* [Prompt]:
Check every line of the data below for the string "name", and copy the ones that hold it.

* [Available data]:
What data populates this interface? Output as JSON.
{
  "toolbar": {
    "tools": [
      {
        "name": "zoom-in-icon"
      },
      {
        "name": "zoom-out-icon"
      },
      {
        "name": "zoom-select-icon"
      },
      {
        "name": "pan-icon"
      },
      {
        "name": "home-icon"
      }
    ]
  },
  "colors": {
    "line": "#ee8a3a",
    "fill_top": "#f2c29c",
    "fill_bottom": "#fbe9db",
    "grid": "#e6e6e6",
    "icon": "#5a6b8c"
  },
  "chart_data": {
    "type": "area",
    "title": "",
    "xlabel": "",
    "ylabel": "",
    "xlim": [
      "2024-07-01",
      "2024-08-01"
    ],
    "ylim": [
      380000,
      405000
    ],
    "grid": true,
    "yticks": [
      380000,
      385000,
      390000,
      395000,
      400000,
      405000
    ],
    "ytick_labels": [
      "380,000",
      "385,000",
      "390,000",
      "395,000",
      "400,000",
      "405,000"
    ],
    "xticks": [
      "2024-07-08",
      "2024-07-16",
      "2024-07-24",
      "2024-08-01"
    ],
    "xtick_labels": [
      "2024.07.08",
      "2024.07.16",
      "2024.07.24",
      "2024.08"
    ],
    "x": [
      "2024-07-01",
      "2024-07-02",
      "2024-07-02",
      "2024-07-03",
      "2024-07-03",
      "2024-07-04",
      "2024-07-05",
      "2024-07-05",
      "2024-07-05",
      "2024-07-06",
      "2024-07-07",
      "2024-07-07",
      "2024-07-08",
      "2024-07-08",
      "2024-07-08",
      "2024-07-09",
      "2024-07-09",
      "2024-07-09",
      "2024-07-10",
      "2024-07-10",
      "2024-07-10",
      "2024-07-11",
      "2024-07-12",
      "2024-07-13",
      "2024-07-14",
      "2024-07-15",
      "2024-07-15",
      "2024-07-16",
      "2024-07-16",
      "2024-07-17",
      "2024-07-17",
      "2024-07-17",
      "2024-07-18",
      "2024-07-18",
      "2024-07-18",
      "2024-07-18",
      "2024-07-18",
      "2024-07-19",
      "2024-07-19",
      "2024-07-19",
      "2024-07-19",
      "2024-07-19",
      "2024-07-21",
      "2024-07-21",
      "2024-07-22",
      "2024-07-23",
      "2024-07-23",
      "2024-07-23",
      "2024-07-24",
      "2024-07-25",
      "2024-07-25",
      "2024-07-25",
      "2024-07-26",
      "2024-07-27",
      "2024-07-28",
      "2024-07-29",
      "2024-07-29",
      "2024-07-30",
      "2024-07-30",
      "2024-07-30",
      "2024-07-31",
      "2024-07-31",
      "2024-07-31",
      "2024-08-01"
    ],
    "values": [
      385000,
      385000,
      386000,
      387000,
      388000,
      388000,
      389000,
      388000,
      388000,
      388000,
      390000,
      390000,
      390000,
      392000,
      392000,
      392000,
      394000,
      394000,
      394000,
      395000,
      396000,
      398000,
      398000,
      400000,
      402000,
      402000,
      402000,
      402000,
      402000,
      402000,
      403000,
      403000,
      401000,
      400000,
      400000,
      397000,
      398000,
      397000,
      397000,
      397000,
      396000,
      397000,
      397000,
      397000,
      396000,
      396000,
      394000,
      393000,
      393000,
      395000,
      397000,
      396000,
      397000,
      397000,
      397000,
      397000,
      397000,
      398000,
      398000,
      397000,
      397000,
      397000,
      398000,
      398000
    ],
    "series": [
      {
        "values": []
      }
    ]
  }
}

* [Solution for this problem]:
        "name": "zoom-in-icon"
        "name": "zoom-out-icon"
        "name": "zoom-select-icon"
        "name": "pan-icon"
        "name": "home-icon"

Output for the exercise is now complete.